Please report every line from the material that contains the word "this".
===== Records shown
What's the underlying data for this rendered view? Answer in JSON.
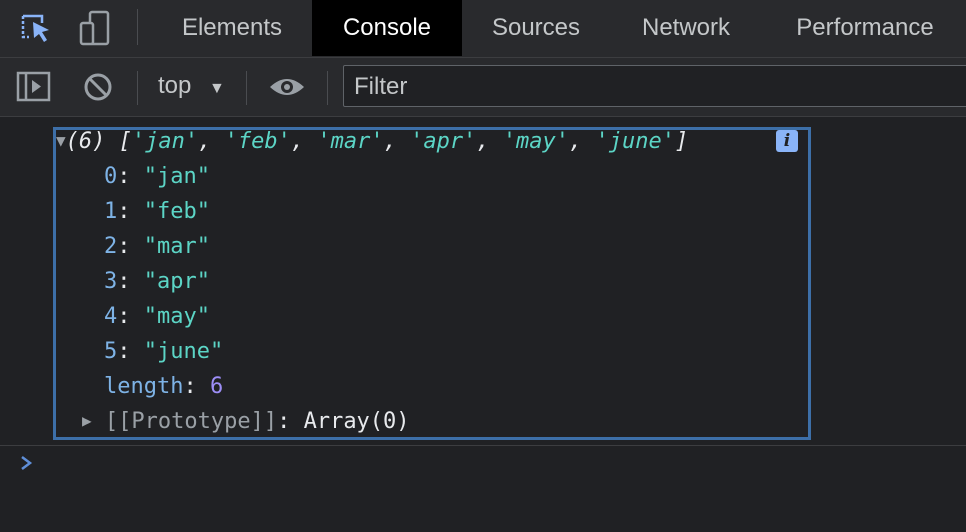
{
  "tabs": [
    {
      "label": "Elements",
      "active": false
    },
    {
      "label": "Console",
      "active": true
    },
    {
      "label": "Sources",
      "active": false
    },
    {
      "label": "Network",
      "active": false
    },
    {
      "label": "Performance",
      "active": false
    }
  ],
  "icons": {
    "inspect": "cursor-select-icon",
    "device": "device-toolbar-icon",
    "sidebar": "sidebar-toggle-icon",
    "clear": "clear-console-icon",
    "eye": "live-expression-icon"
  },
  "toolbar": {
    "context": "top",
    "filter_placeholder": "Filter"
  },
  "console": {
    "summary_prefix": "(6) [",
    "summary_items": [
      "'jan'",
      "'feb'",
      "'mar'",
      "'apr'",
      "'may'",
      "'june'"
    ],
    "summary_suffix": "]",
    "info_badge": "i",
    "entries": [
      {
        "key": "0",
        "value": "\"jan\""
      },
      {
        "key": "1",
        "value": "\"feb\""
      },
      {
        "key": "2",
        "value": "\"mar\""
      },
      {
        "key": "3",
        "value": "\"apr\""
      },
      {
        "key": "4",
        "value": "\"may\""
      },
      {
        "key": "5",
        "value": "\"june\""
      }
    ],
    "length_key": "length",
    "length_value": "6",
    "prototype_key": "[[Prototype]]",
    "prototype_value": "Array(0)"
  },
  "colors": {
    "accent_border": "#3d6fa8",
    "string": "#5cd5c6",
    "key": "#7eb3e6",
    "number": "#9d8ef7"
  }
}
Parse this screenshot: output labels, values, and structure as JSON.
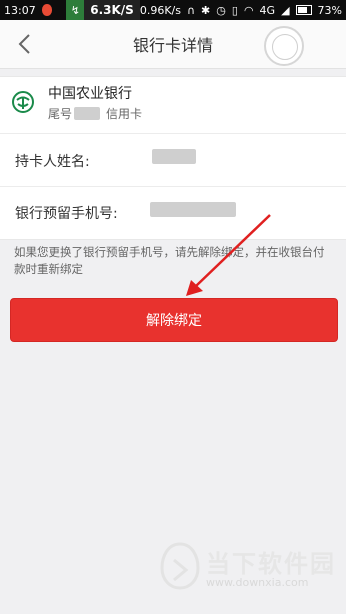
{
  "status_bar": {
    "time": "13:07",
    "speed_box": "↯",
    "speed_big": "6.3K/S",
    "network_speed": "0.96K/s",
    "network": "4G",
    "battery": "73%"
  },
  "nav": {
    "title": "银行卡详情"
  },
  "card": {
    "bank_name": "中国农业银行",
    "tail_label": "尾号",
    "card_type": "信用卡"
  },
  "fields": {
    "holder_label": "持卡人姓名:",
    "phone_label": "银行预留手机号:"
  },
  "notice": "如果您更换了银行预留手机号，请先解除绑定，并在收银台付款时重新绑定",
  "unbind_button": "解除绑定",
  "watermark": {
    "title": "当下软件园",
    "url": "www.downxia.com"
  },
  "colors": {
    "primary": "#e8322e",
    "bank_green": "#1a8a4a",
    "arrow": "#e02020"
  }
}
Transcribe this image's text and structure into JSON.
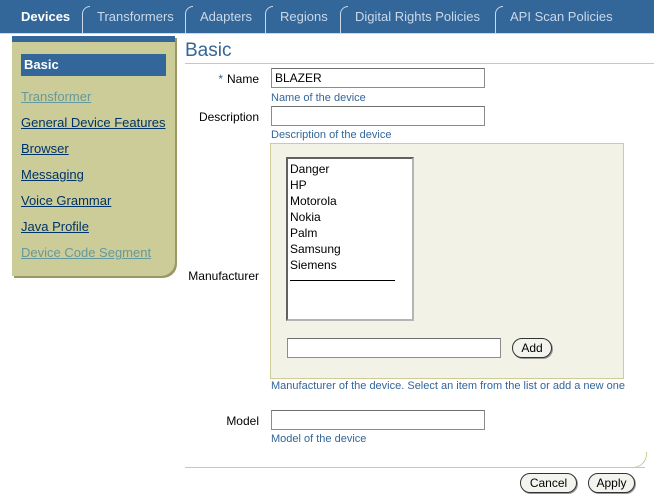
{
  "tabs": [
    {
      "label": "Devices",
      "active": true
    },
    {
      "label": "Transformers",
      "active": false
    },
    {
      "label": "Adapters",
      "active": false
    },
    {
      "label": "Regions",
      "active": false
    },
    {
      "label": "Digital Rights Policies",
      "active": false
    },
    {
      "label": "API Scan Policies",
      "active": false
    }
  ],
  "sidenav": {
    "active": "Basic",
    "links": [
      {
        "label": "Transformer",
        "visited": true
      },
      {
        "label": "General Device Features",
        "visited": false
      },
      {
        "label": "Browser",
        "visited": false
      },
      {
        "label": "Messaging",
        "visited": false
      },
      {
        "label": "Voice Grammar",
        "visited": false
      },
      {
        "label": "Java Profile",
        "visited": false
      },
      {
        "label": "Device Code Segment",
        "visited": true
      }
    ]
  },
  "page_title": "Basic",
  "form": {
    "name": {
      "required_mark": "*",
      "label": "Name",
      "value": "BLAZER",
      "hint": "Name of the device"
    },
    "description": {
      "label": "Description",
      "value": "",
      "hint": "Description of the device"
    },
    "manufacturer": {
      "label": "Manufacturer",
      "options": [
        "Danger",
        "HP",
        "Motorola",
        "Nokia",
        "Palm",
        "Samsung",
        "Siemens"
      ],
      "new_value": "",
      "add_label": "Add",
      "hint": "Manufacturer of the device. Select an item from the list or add a new one"
    },
    "model": {
      "label": "Model",
      "value": "",
      "hint": "Model of the device"
    }
  },
  "buttons": {
    "cancel": "Cancel",
    "apply": "Apply"
  },
  "colors": {
    "brand_blue": "#336699",
    "tan": "#cccc99",
    "hint_blue": "#336699"
  }
}
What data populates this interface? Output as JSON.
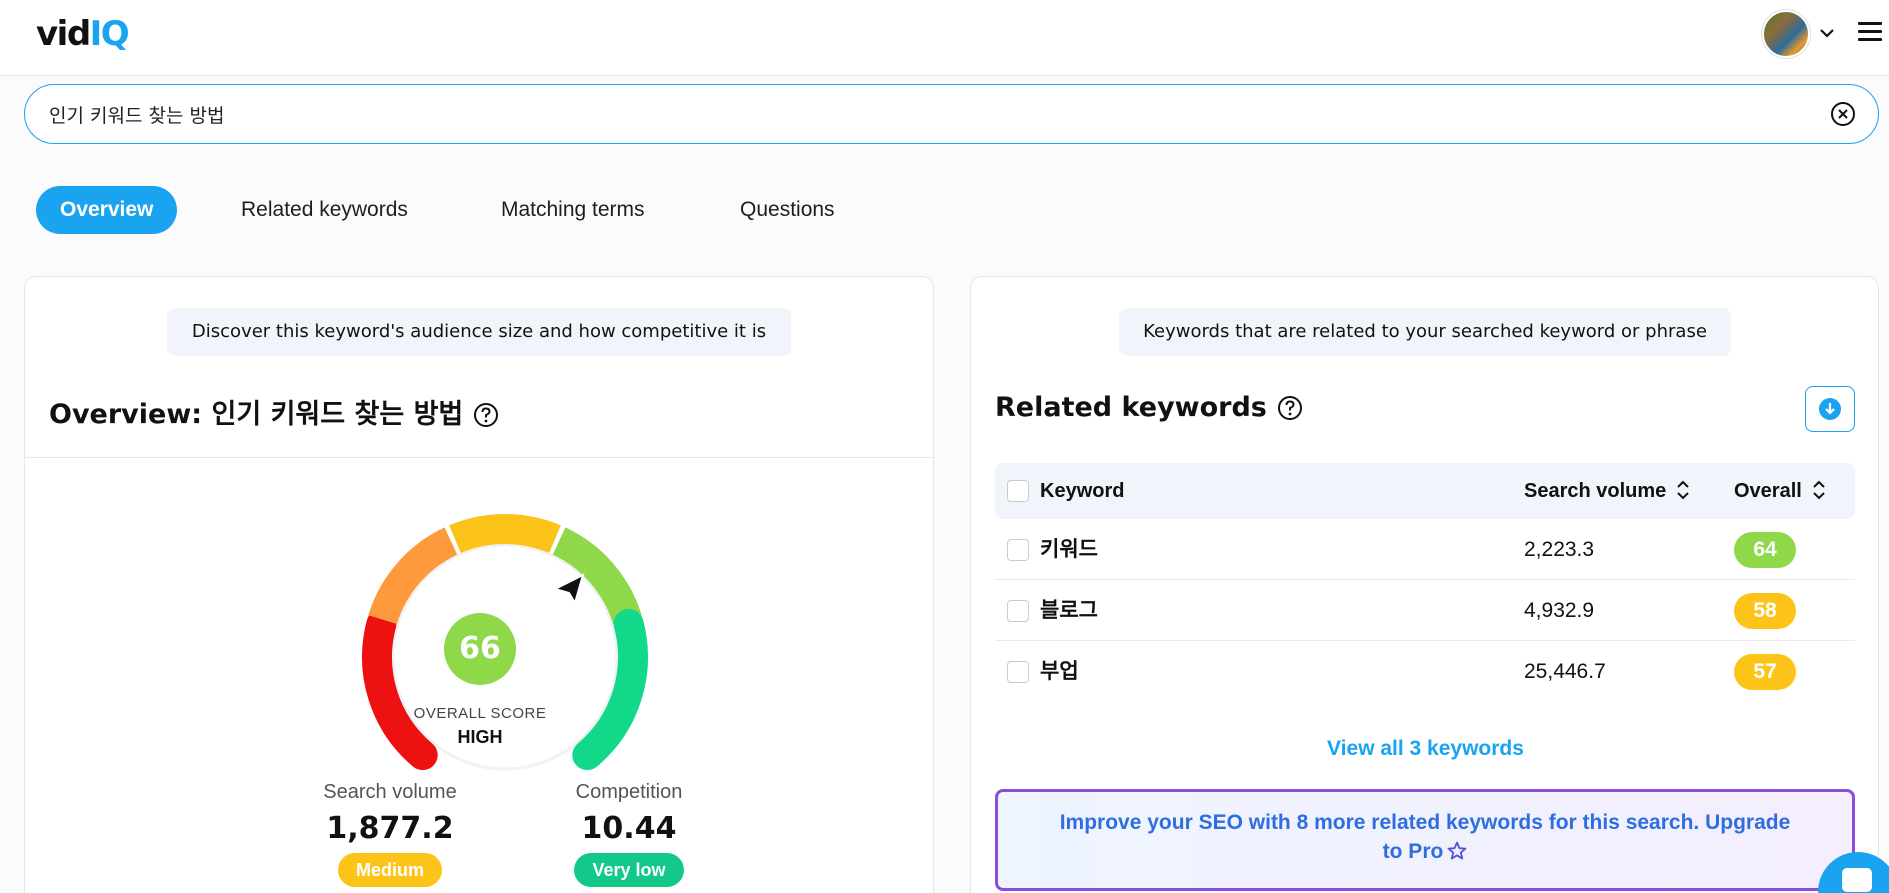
{
  "header": {
    "logo_main": "vid",
    "logo_accent": "IQ",
    "avatar_icon": "user-avatar",
    "chevron_icon": "chevron-down-icon",
    "menu_icon": "hamburger-menu-icon"
  },
  "search": {
    "value": "인기 키워드 찾는 방법",
    "clear_icon": "clear-circle-x-icon"
  },
  "tabs": [
    {
      "label": "Overview",
      "active": true
    },
    {
      "label": "Related keywords",
      "active": false
    },
    {
      "label": "Matching terms",
      "active": false
    },
    {
      "label": "Questions",
      "active": false
    }
  ],
  "overview": {
    "hint": "Discover this keyword's audience size and how competitive it is",
    "title": "Overview: 인기 키워드 찾는 방법",
    "score": "66",
    "score_label": "OVERALL SCORE",
    "score_level": "HIGH",
    "search_volume": {
      "label": "Search volume",
      "value": "1,877.2",
      "badge": "Medium",
      "badge_color": "#fcc419"
    },
    "competition": {
      "label": "Competition",
      "value": "10.44",
      "badge": "Very low",
      "badge_color": "#12c98a"
    },
    "gauge_colors": [
      "#ee1111",
      "#ff9a3c",
      "#fcc419",
      "#8ed84a",
      "#12d98a"
    ]
  },
  "related": {
    "hint": "Keywords that are related to your searched keyword or phrase",
    "title": "Related keywords",
    "download_icon": "download-arrow-icon",
    "columns": {
      "keyword": "Keyword",
      "volume": "Search volume",
      "overall": "Overall"
    },
    "rows": [
      {
        "keyword": "키워드",
        "volume": "2,223.3",
        "overall": "64",
        "color": "#8ed84a"
      },
      {
        "keyword": "블로그",
        "volume": "4,932.9",
        "overall": "58",
        "color": "#fcc419"
      },
      {
        "keyword": "부업",
        "volume": "25,446.7",
        "overall": "57",
        "color": "#fcc419"
      }
    ],
    "view_all": "View all 3 keywords",
    "upgrade_text": "Improve your SEO with 8 more related keywords for this search. Upgrade to Pro"
  },
  "colors": {
    "accent": "#1aa3ee",
    "upgrade_border": "#8a4fd6"
  }
}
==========
### Answer section
What's the underlying data for this rendered view? Answer in JSON.
Parse this screenshot: output labels, values, and structure as JSON.
Transcribe this image's text and structure into JSON.
What data populates this interface? Output as JSON.
    "hint": "Discover this keyword's audience size and how competitive it is",
    "upgrade_text": "Improve your SEO with 8 more related keywords for this search. Upgrade to Pro"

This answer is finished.